NDRF evacuates passengers from a local train near Masjid stn on Wednesday
MUMBAI: The mega city reported intense rain activity on Wednesday.
Following the extremely heavy downpour, the India Meteorological Department (IMD) observatories at Colaba and Santacruz have surpassed the season’s average rainfall of 2,066mm and 2,260.4mm, respectively, for four months in a span of about two months. So far, IMD Colaba has recorded 2,301.8mm and Santacruz 2,338.2mm.
IMD’s Colaba observatory recorded 293.8mm rain in the 12 hours between 8.30am and 8.30pm on Wednesday-the highest 24-hour rainfall for the month of August since 1974 or the past 46 years.

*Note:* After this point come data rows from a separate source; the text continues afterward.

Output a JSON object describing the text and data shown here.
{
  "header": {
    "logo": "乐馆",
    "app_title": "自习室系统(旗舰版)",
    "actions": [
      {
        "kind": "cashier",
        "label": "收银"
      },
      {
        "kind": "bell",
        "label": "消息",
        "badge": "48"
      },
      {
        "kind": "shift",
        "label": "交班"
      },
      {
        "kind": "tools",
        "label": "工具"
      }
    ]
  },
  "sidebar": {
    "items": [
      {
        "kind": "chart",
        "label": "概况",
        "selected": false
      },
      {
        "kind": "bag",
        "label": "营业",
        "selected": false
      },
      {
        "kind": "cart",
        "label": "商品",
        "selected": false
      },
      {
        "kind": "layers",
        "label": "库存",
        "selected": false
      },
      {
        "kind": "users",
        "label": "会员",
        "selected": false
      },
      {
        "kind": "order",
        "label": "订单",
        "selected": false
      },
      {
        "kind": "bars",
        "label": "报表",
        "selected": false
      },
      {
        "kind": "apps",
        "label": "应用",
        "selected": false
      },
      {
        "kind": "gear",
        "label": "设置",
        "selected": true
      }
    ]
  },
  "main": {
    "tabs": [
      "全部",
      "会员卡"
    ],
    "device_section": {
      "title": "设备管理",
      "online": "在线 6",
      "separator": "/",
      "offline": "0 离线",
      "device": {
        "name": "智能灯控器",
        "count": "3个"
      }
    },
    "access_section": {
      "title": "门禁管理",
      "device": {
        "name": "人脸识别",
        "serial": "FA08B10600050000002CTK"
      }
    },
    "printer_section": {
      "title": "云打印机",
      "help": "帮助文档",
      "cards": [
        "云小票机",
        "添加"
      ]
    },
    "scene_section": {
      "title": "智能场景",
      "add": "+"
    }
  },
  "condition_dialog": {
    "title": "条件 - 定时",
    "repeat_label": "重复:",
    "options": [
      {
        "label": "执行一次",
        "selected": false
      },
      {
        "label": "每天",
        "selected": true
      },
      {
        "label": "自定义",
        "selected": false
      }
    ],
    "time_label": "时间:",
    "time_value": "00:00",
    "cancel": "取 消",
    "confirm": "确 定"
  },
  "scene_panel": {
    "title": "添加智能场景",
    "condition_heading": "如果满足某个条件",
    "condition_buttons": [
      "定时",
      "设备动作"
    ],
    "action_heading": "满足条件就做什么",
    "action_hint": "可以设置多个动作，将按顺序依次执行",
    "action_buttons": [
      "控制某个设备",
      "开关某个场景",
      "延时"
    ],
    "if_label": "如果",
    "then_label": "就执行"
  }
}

Winds in the range of 70-80 kmph, occasionally gusting to 106 kmph, were reported in the island city. The average wind speed during Cyclone Nisarga was 92 kmph.
While parts of south Mumbai reported heavy rainfall during the day, by evening, several localities in the suburbs and adjoining areas such as Thane and Navi Mumbai caught up.
IMD’s Santacruz observatory recorded 103mm of rain in the 12 hours of August 5 (8.30am to 8.30pm).
The weather bureau has forcast the wet spell is likely to continue.
IMD has issued a yellow alert for Thane, Mumbai and Raigad for Thursday, August 6, which indicates heavy rain in isolated places, and an orange alert for heavy to very heavy rain at isolated places in Palghar.
A warning for fisherman was issued too, due to squalls with wind speed reaching 50-60 kmph along north Maharashtra coast during the month.
Fishermen have been advised against venturing into the sea.
K S Hosalikar, deputy director-general (western region), IMD, said they have already issued a forecast for the possibility of floods in the city and the suburbs.
The prevailing weather conditions that gave Mumbai and its adjoining localities these intense showers were due to a well-marked low pressure area over the north-west Bay of Bengal, off north Odisha and West Bengal coasts, along with associated cyclonic circulation extending till the upper tropospheric levels tilting south-westwards.
IMD, though, said it is “very likely” to move west-northwest and weaken gradually during the next two days.
“Very intense development was seen over the west coast with monsoon vigorous on north Konkan, which includes parts of Mumbai, Thane, Raigad and Palghar. The Ghat areas of Maharashtra are also expected to receive extremely heavy rainfall due to it,” said Hosalikar.